Mickey Rooney as Mr. Yunioshi in Breakfast at Tiffany’s (1961)

Mickey Rooney at that time:

Joel Grey as Chiun (Kung Fu Master, everyone–on the left) in Remo Williams (1985)

What Joel Grey really looked like:

Other cases I haven’t really taken the time to cover: Charlie Chan Series
(Actors who played as Charlie Chan from 1931-1981: Warner Oland, Sidney Toler, Roland Winters, Peter Ustinov) Fu Manchu, Madame Butterfly, The Teahouse of the August Moon, Shanghai Express, The Manchurian Candidate, Sayonara, Mr. Moto Series, 7 Faces of Dr. Lao, Short Circuit (1986 & 1988), The Party, Gunga Din, Broken Blossoms, The Year of Living Dangerously, etc.

I mean, I guess you could say, “But those movies were decades ago!”

Alex Borstein as Ms. Swan

Nicholas Cage as Fu Manchu (2007)
(Other actors who played the role of Fu Manchu starting from the 1920s up 'til now: H. Agar Lyons, Warner Oland, Boris Karloff, Harry Brannon, Christopher Lee, and Peter Sellers)

Christopher Walken as Feng (2007)

Rob Schneider as Asian Minister in I Now Pronounce You Chuck and Larry (2007)

M. Night’s The Last Airbender (2010)
Well, the show was based on Asian and Inuit culture.  But just look at the casting.  The three protagonists are all light skinned while Zuko (played by Dev Patel in the movie) is dark skinned, and by default in this movie, the bad guy.  Someone please just remake this movie.  Please. 
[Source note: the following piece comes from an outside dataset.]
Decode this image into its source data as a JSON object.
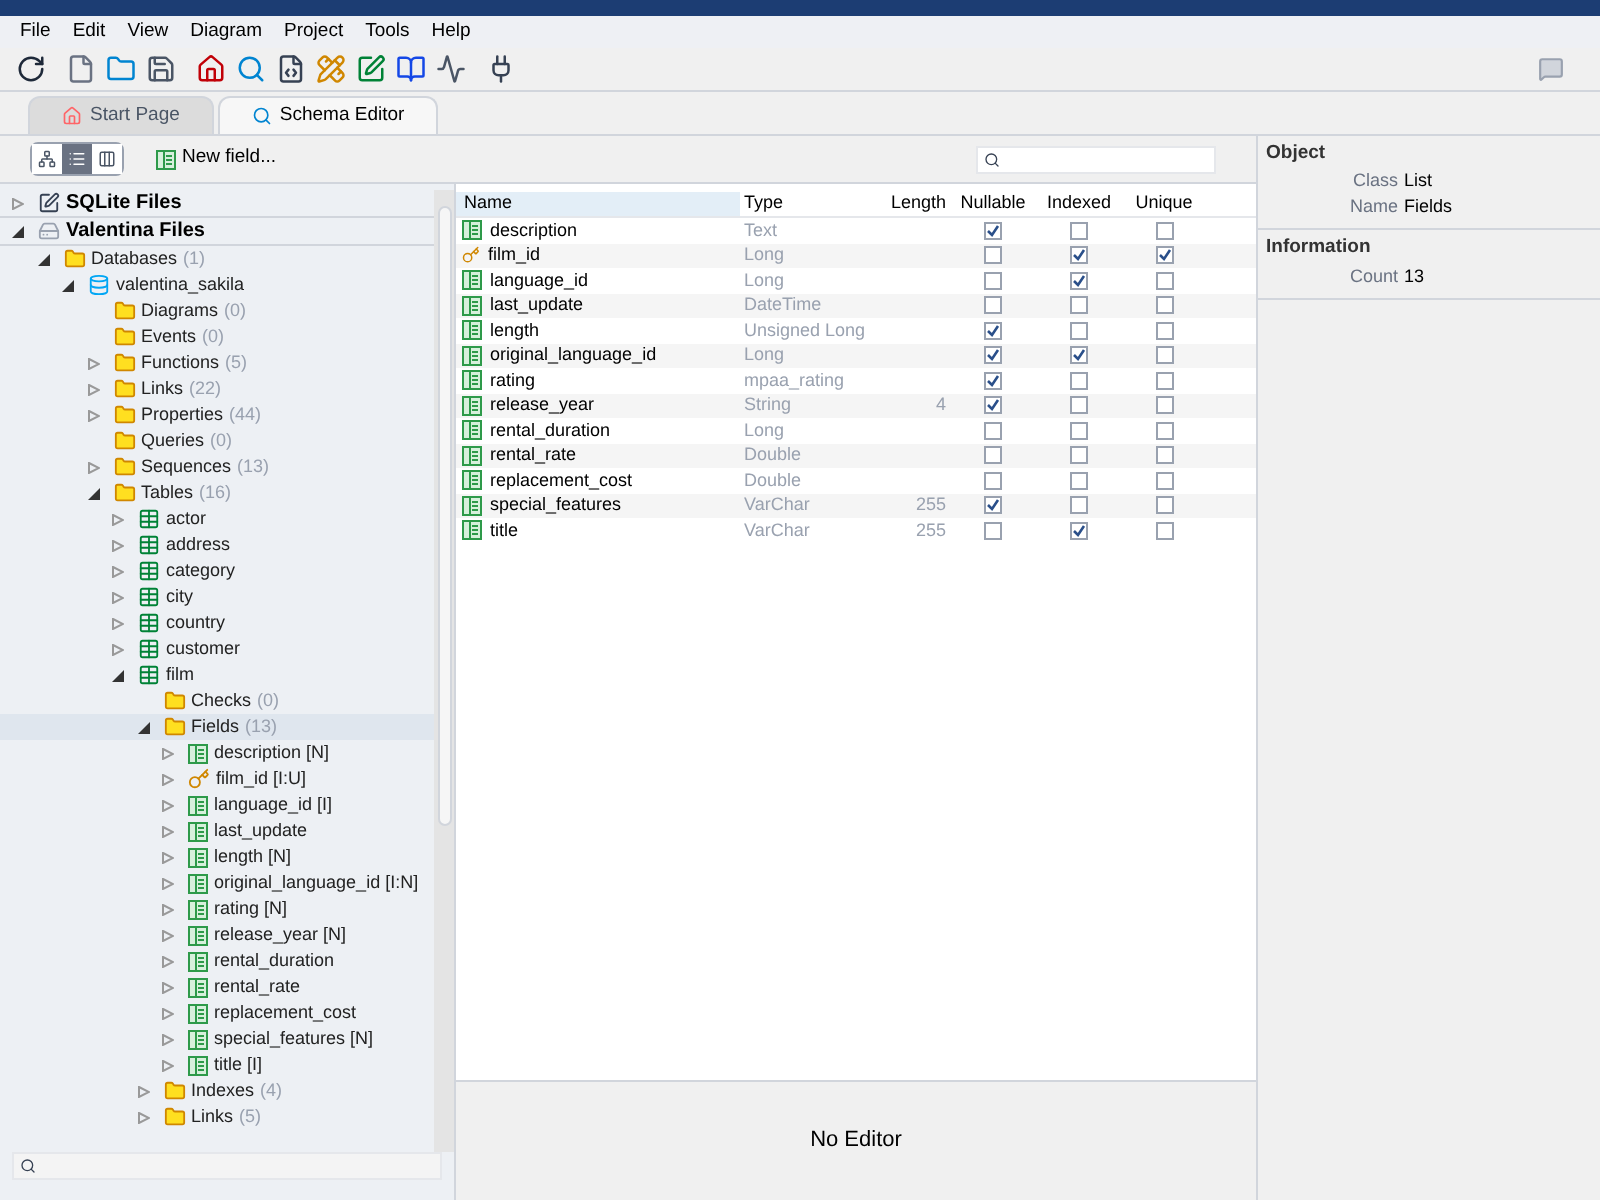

British Actor, Jim Sturgess, (rocking bad eye prosthetics) playing as a Korean in Cloud Atlas (2012)

Sherlock Holmes was a man who seldom took exercise for exercise’s sake. Few men were capable of greater muscular effort, and he was undoubtedly one of the finest boxers of his weight that I have ever seen; but he looked upon aimless bodily exertion as a waste of energy, and he seldom bestirred himself save when there was some professional object to be served. Then he was absolutely untiring and indefatigable.
—  The Adventure of the Yellow Face
Yellowface TW

Commentary on the casting for Mr. Wu (1927) from Anna May Wong: In Her Own Words, a documentary on the life and career of Anna May Wong:

“Renée Adorée, who was considered a major Hollywood beauty at the time, she performs as a "yellowface”–a white actress who has her eyes pasted back, her hair done up in Chinese style, dressed in a chipao, and is alleged to be Chinese. In fact, she looks nothing like a Chinese woman. Next to her is Anna May–who is now 22 years old, authentically Chinese, overwhelmingly beautiful; a woman of immense talents, but who has to play a secondary role.“

Screenshot also from Anna May Wong: In Her Own Words (2013)